◆ **DATA SECTION**:

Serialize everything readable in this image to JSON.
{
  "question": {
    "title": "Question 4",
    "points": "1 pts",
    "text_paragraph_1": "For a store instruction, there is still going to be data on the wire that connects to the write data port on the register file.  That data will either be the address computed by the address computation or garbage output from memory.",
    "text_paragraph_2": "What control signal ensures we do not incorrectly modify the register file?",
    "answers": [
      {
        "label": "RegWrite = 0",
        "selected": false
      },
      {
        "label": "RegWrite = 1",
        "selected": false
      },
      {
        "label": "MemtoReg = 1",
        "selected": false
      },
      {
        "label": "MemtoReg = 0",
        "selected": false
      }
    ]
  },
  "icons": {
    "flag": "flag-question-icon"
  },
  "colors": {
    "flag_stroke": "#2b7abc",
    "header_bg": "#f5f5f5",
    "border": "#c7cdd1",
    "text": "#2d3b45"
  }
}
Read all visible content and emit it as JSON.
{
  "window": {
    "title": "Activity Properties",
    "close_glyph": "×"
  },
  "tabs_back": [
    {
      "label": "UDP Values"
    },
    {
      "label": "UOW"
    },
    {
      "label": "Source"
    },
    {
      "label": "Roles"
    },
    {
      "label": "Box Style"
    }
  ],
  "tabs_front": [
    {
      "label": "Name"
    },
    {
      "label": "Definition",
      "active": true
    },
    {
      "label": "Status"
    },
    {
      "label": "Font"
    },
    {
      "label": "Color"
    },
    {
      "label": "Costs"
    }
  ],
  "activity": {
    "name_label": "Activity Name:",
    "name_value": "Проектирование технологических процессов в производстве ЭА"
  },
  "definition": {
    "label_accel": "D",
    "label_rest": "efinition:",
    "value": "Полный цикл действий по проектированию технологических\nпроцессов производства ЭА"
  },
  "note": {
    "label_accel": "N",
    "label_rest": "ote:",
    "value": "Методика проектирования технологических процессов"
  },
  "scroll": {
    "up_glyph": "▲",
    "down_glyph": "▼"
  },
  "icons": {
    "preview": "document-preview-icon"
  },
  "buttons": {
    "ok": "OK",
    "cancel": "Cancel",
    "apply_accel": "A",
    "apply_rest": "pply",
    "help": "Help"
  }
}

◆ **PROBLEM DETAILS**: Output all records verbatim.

◆ **SOLUTION**:
Serialize everything readable in this image to JSON.
{
  "question": {
    "title": "Question 4",
    "points": "1 pts",
    "text_paragraph_1": "For a store instruction, there is still going to be data on the wire that connects to the write data port on the register file.  That data will either be the address computed by the address computation or garbage output from memory.",
    "text_paragraph_2": "What control signal ensures we do not incorrectly modify the register file?",
    "answers": [
      {
        "label": "RegWrite = 0",
        "selected": false
      },
      {
        "label": "RegWrite = 1",
        "selected": false
      },
      {
        "label": "MemtoReg = 1",
        "selected": false
      },
      {
        "label": "MemtoReg = 0",
        "selected": false
      }
    ]
  },
  "icons": {
    "flag": "flag-question-icon"
  },
  "colors": {
    "flag_stroke": "#2b7abc",
    "header_bg": "#f5f5f5",
    "border": "#c7cdd1",
    "text": "#2d3b45"
  }
}
Read all visible content and emit it as JSON.
{
  "window": {
    "title": "Activity Properties",
    "close_glyph": "×"
  },
  "tabs_back": [
    {
      "label": "UDP Values"
    },
    {
      "label": "UOW"
    },
    {
      "label": "Source"
    },
    {
      "label": "Roles"
    },
    {
      "label": "Box Style"
    }
  ],
  "tabs_front": [
    {
      "label": "Name"
    },
    {
      "label": "Definition",
      "active": true
    },
    {
      "label": "Status"
    },
    {
      "label": "Font"
    },
    {
      "label": "Color"
    },
    {
      "label": "Costs"
    }
  ],
  "activity": {
    "name_label": "Activity Name:",
    "name_value": "Проектирование технологических процессов в производстве ЭА"
  },
  "definition": {
    "label_accel": "D",
    "label_rest": "efinition:",
    "value": "Полный цикл действий по проектированию технологических\nпроцессов производства ЭА"
  },
  "note": {
    "label_accel": "N",
    "label_rest": "ote:",
    "value": "Методика проектирования технологических процессов"
  },
  "scroll": {
    "up_glyph": "▲",
    "down_glyph": "▼"
  },
  "icons": {
    "preview": "document-preview-icon"
  },
  "buttons": {
    "ok": "OK",
    "cancel": "Cancel",
    "apply_accel": "A",
    "apply_rest": "pply",
    "help": "Help"
  }
}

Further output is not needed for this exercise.